If you don’t understand it, don’t allow it.
That could be the thinking behind why mobile operator T-Mobile has begun blocking Twitter usage in the US, and opening up a customer service debacle, not to mention a public relations one.
After contacting T-Mobile’s customer support, some bloggers are quoting responses where T-Mobile simply cites their terms of service, saying that Twitter isn’t an authorized third-party service and so won’t be allowed.
In fact, Twitter itself has a caution about using the service on a mobile phone:
[...] Consult your service provider to ensure that your text plan covers your Twitter usage. Give your provider the Twitter phone number you’ll be using to see if you’ll incur extra charges.
They might need to edit that text to add something like "…or to see if your provider won’t allow usage."
In any event, while T-Mobile may well be within their rights to enable a service block like this, the way in which they’ve gone about it is not smart at all.
There’s a lot of confusion as some people can receive messages from Twitter but not send them; others have no idea why messages aren’t getting through.
What I fail to understand is why any mobile operator would want to prohibit use of a service over its network where using it costs the customer money.
You pay to send a Twitter message if it goes by SMS, just like any other text message.
Maybe T-Mobile is concerned about heavy usage by people who Twitter a lot and get message notifications sent to their mobile phone. Yet isn’t it the case that, typically, you pay to receive text messages in the US as well as send them?
Not only that, more tools are available that make it so easy to use Twitter from a mobile phone. Twitter has a site specifically formatted for mobiles. And if you use a Blackberry, you can now Twitter from one of those.
No, T-Mobile’s action makes little sense to me.

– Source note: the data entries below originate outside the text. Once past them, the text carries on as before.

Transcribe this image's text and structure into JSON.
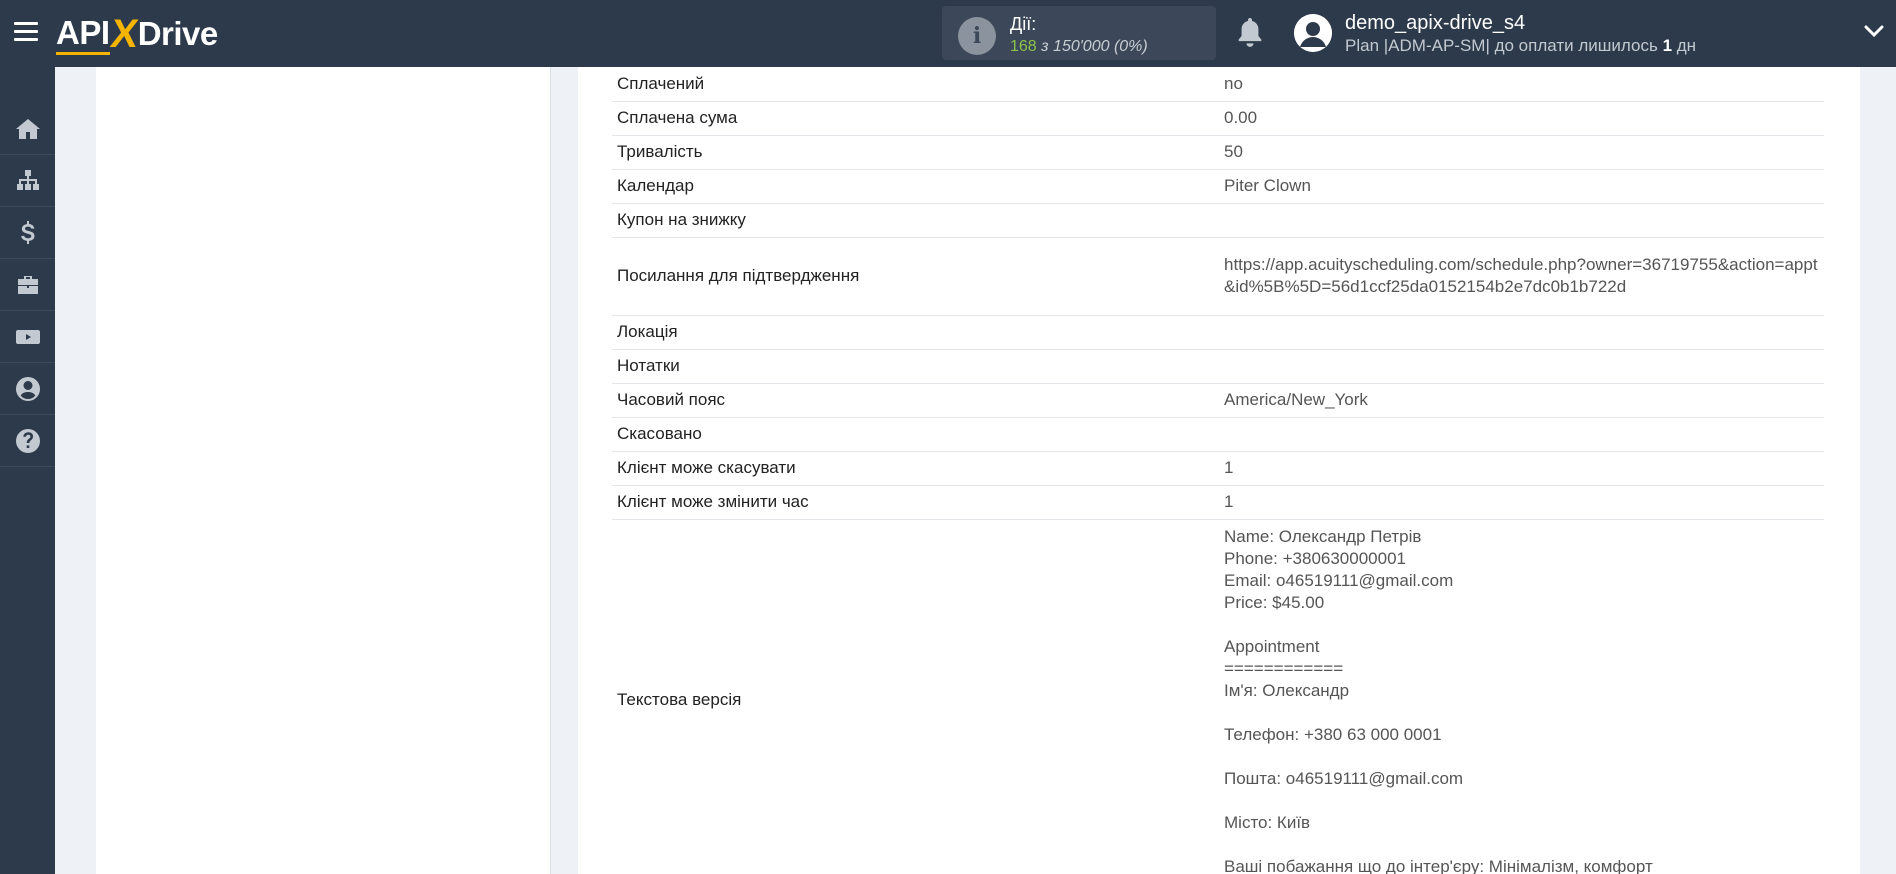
{
  "header": {
    "logo_text_api": "API",
    "logo_text_x": "X",
    "logo_text_drive": "Drive",
    "actions_label": "Дії:",
    "actions_used": "168",
    "actions_of": "з 150'000",
    "actions_percent": "(0%)",
    "username": "demo_apix-drive_s4",
    "plan_prefix": "Plan |ADM-AP-SM| до оплати лишилось",
    "plan_days_num": "1",
    "plan_days_unit": "дн"
  },
  "sidebar": {
    "items": [
      {
        "icon": "home-icon"
      },
      {
        "icon": "sitemap-icon"
      },
      {
        "icon": "dollar-icon"
      },
      {
        "icon": "briefcase-icon"
      },
      {
        "icon": "youtube-icon"
      },
      {
        "icon": "user-icon"
      },
      {
        "icon": "help-icon"
      }
    ]
  },
  "table": {
    "rows": [
      {
        "key": "Сплачений",
        "value": "no"
      },
      {
        "key": "Сплачена сума",
        "value": "0.00"
      },
      {
        "key": "Тривалість",
        "value": "50"
      },
      {
        "key": "Календар",
        "value": "Piter Clown"
      },
      {
        "key": "Купон на знижку",
        "value": ""
      },
      {
        "key": "Посилання для підтвердження",
        "value": "https://app.acuityscheduling.com/schedule.php?owner=36719755&action=appt&id%5B%5D=56d1ccf25da0152154b2e7dc0b1b722d"
      },
      {
        "key": "Локація",
        "value": ""
      },
      {
        "key": "Нотатки",
        "value": ""
      },
      {
        "key": "Часовий пояс",
        "value": "America/New_York"
      },
      {
        "key": "Скасовано",
        "value": ""
      },
      {
        "key": "Клієнт може скасувати",
        "value": "1"
      },
      {
        "key": "Клієнт може змінити час",
        "value": "1"
      },
      {
        "key": "Текстова версія",
        "value": "Name: Олександр Петрів\nPhone: +380630000001\nEmail: o46519111@gmail.com\nPrice: $45.00\n\nAppointment\n============\nІм'я: Олександр\n\nТелефон: +380 63 000 0001\n\nПошта: o46519111@gmail.com\n\nМісто: Київ\n\nВаші побажання що до інтер'єру: Мінімалізм, комфорт"
      }
    ]
  }
}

All that’s happening at the moment is an increasing number of angry bloggers who are T-Mobile customers are writing lots of negative commentary about T-Mobile. It won’t be long before this is picked up by mainstream media.